Such a move could also stimulate the creation of new jobs, especially for young people, and is something that John Clancy and myself here at the Birmingham Post have been pressing for in recent years. Now groups like the Local Government Association (LGA) are backing the idea given both national government austerity and the desire to reclaim powers to the local level. Maybe it could be part of a package of powers that a new city mayor could reclaim for Birmingham?
In fact, here in Birmingham the council has already actually issued “Brummie Bonds”.
The current Tory-Lib Dem controlled council, importantly with cross-party support, was given permission by the then-Labour government for a big bond issue back in 2005. This was for £215 million-worth of “Brummie EuroBonds” which financed a loanstock debt-swap, to refinance the future of the NEC.
So the city has already issued Brummie Bonds on the European bond markets with appropriate permission, but this was tied quite clearly to replacing existing debt rather than issuing new debt.
Nevertheless, the city should look to do this again, and I’d argue that a democratically elected mayor would have a better chance to negotiate enhanced powers in this area with central government.
The move could potentially unlock billions of pounds worth of investment, including from local authority pension schemes, thereby offsetting some of the impact of the Government’s austerity drive and helping to boost overall demand in the economy.

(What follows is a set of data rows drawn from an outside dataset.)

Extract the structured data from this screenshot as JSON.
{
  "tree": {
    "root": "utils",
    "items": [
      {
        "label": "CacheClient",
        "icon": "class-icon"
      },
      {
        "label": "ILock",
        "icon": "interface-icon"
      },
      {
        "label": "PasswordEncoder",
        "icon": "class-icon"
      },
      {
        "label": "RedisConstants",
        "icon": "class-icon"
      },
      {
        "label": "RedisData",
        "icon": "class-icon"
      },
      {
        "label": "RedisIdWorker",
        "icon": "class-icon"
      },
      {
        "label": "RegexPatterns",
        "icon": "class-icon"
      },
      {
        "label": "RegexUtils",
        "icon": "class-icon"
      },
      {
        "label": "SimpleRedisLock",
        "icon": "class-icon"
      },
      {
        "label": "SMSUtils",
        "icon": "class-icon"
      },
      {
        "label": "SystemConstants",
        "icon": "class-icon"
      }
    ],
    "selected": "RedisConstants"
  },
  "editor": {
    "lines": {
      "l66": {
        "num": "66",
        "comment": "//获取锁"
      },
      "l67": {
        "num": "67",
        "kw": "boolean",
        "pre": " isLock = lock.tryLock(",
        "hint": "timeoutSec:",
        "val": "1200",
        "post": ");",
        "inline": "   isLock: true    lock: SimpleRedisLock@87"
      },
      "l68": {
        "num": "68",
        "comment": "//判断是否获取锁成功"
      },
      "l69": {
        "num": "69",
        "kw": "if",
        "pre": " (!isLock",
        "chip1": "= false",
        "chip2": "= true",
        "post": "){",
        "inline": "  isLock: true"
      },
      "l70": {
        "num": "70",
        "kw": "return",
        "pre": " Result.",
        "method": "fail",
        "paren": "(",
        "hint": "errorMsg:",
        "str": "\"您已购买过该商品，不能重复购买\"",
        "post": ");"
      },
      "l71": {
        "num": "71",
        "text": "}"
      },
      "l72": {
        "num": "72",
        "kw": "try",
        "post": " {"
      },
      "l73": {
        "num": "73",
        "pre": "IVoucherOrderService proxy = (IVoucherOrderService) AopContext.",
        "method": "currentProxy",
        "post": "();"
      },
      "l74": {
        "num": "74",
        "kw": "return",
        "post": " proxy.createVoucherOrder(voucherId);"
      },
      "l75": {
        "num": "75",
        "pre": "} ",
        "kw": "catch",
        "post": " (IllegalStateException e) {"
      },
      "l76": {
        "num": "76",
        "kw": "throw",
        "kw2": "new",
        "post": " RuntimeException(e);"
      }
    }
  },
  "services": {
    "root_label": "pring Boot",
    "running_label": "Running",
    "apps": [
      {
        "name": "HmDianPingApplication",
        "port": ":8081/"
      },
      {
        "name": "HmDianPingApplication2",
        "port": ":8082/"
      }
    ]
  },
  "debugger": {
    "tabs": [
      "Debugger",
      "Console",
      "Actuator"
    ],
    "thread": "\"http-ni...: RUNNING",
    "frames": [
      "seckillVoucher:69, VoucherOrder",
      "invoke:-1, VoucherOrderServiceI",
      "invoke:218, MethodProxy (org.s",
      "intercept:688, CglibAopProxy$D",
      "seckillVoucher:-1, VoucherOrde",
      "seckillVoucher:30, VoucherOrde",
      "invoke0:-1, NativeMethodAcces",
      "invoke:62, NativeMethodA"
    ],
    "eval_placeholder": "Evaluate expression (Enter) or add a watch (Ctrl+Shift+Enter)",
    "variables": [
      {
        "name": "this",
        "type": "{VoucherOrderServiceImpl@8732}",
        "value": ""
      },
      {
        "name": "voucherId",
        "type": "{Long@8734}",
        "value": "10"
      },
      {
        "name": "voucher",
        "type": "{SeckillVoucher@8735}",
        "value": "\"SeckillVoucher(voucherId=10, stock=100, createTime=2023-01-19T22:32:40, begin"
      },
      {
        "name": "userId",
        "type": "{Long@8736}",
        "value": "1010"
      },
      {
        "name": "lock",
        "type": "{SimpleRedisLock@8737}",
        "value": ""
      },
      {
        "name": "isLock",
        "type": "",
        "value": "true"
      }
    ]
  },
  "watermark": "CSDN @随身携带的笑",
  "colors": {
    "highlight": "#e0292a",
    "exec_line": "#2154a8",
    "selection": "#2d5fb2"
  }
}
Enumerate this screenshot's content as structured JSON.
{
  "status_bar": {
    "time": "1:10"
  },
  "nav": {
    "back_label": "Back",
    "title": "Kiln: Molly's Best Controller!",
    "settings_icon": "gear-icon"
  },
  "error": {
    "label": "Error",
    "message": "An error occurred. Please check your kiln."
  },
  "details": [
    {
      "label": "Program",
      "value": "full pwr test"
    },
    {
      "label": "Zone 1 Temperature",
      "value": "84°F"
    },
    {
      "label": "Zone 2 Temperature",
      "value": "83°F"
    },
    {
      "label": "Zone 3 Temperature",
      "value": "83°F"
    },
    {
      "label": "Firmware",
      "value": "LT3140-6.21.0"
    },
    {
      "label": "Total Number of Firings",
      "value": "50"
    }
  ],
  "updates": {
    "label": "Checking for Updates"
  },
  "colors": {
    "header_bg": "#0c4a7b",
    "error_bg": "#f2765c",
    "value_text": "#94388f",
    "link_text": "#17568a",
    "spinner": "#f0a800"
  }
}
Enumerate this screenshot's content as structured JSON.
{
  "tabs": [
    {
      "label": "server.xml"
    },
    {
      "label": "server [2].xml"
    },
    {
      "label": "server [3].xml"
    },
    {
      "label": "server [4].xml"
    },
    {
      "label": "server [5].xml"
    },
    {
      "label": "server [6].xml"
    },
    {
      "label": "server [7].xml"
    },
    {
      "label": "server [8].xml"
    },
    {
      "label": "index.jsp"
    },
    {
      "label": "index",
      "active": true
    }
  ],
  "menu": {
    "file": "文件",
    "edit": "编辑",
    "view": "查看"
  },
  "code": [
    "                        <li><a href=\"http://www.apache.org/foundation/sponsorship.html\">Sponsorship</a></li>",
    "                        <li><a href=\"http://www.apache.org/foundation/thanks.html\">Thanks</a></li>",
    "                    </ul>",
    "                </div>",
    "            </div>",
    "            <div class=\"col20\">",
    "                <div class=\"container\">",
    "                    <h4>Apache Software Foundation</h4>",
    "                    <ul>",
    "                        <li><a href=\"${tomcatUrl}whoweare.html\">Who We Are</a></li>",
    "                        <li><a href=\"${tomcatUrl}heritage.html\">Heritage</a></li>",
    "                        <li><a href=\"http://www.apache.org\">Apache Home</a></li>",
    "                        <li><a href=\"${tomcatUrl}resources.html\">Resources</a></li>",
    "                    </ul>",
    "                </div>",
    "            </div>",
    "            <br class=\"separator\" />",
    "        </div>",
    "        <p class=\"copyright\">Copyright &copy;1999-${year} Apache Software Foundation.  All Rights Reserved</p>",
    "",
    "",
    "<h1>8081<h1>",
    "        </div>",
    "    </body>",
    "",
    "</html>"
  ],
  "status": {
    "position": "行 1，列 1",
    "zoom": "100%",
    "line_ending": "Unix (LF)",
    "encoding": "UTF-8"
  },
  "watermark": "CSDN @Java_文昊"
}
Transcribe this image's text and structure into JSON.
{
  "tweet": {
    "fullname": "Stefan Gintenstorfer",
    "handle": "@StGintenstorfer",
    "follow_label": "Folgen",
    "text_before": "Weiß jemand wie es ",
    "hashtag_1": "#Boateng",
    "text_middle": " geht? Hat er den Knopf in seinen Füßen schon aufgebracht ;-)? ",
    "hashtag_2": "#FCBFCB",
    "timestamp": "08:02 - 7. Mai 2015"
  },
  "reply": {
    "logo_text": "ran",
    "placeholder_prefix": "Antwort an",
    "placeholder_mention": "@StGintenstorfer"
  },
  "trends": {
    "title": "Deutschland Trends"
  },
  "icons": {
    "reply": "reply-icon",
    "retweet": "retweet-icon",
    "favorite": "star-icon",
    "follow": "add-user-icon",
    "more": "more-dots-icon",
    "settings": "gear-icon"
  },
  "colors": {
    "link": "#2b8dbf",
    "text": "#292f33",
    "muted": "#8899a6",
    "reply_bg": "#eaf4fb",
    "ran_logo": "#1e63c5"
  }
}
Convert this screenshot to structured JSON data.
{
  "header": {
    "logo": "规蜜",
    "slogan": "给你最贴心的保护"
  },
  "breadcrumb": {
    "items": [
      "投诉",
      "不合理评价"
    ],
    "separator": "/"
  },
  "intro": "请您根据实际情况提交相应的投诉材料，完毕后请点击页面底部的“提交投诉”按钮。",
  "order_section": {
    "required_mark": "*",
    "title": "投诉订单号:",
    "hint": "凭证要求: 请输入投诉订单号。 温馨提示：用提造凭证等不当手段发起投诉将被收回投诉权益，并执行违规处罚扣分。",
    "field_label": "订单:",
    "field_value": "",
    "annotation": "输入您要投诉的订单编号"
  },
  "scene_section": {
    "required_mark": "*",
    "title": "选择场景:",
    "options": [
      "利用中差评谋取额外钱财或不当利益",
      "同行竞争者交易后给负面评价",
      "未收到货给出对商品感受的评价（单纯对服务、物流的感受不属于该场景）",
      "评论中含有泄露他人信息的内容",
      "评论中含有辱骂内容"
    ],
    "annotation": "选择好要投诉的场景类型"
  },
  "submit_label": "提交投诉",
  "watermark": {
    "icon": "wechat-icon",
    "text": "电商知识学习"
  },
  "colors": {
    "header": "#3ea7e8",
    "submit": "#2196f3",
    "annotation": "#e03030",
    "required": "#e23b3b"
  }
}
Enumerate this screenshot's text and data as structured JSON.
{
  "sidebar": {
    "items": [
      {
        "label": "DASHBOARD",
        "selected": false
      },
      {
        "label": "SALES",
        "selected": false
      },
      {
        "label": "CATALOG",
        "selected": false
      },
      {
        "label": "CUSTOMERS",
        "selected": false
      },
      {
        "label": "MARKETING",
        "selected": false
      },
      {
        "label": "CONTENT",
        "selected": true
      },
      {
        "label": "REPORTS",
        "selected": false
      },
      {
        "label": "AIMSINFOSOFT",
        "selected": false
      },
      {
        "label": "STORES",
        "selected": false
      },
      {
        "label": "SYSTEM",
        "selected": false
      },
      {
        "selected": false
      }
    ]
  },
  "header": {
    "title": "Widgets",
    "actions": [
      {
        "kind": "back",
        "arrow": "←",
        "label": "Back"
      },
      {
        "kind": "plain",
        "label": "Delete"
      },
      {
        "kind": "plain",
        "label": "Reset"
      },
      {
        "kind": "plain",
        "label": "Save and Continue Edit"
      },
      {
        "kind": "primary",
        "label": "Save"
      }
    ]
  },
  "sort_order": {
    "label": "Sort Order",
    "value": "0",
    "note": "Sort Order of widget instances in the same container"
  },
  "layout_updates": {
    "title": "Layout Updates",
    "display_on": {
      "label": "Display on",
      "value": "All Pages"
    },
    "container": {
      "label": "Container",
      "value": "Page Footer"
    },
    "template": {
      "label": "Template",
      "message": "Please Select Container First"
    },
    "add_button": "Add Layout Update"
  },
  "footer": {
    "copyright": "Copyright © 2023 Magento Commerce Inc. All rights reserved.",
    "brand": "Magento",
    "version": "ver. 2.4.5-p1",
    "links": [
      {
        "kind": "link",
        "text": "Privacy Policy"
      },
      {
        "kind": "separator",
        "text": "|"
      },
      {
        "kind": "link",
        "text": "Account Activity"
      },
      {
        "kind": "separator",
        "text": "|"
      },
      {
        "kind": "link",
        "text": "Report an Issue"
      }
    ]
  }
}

Indeed, the LGA last week suggested that by giving local authorities control over skills and transport funding and lifting restrictions on bond issuing, councils could work in partnership with the private sector in a “virtuous circle”, with investment boosting growth and job creation.
The LGA is calling for tax regulations that have the effect of discouraging foreign investors taking up municipal bonds to be scrapped, and for the Government to work with local governments to raise awareness among pension fund trustees of the opportunities for “prudent triple-A infrastructure investments”.
The idea recognises that here in the UK, a highly centralised system of government means that local authorities are effectively barred from raising new funding directly from the market. In contrast, the practice is common in the United States. The idea is that financial institutions would buy bonds from the city council and earn interest, and the council would then be able to use the money, for up to 20 years, before repaying the bond.
As I’ve argued before, local authorities in England and Wales often have better credit ratings than many European governments. A reactivated municipal bond market with councils offering AAA-rated bonds could make an attractive offer to investors seeking a secure home for their capital, especially given continued uncertainty in the eurozone. Meanwhile, the funds raised could help plug the gap in council infrastructure budgets which have seen grants from government cut almost in half.
But it could go further than that. Why not actually change the rules so that local authority pension funds, for example, are required to invest a small percentage of their funds in such local authority bonds?
Local authority pension funds alone had assets valued at £161 billion in 2010 (with Midlands’ funds totaling some £24 billion). If they had to shift over just one per cent of the value of their funds each year over the next five years into such bonds then that could raise some £8 billion for local economic development.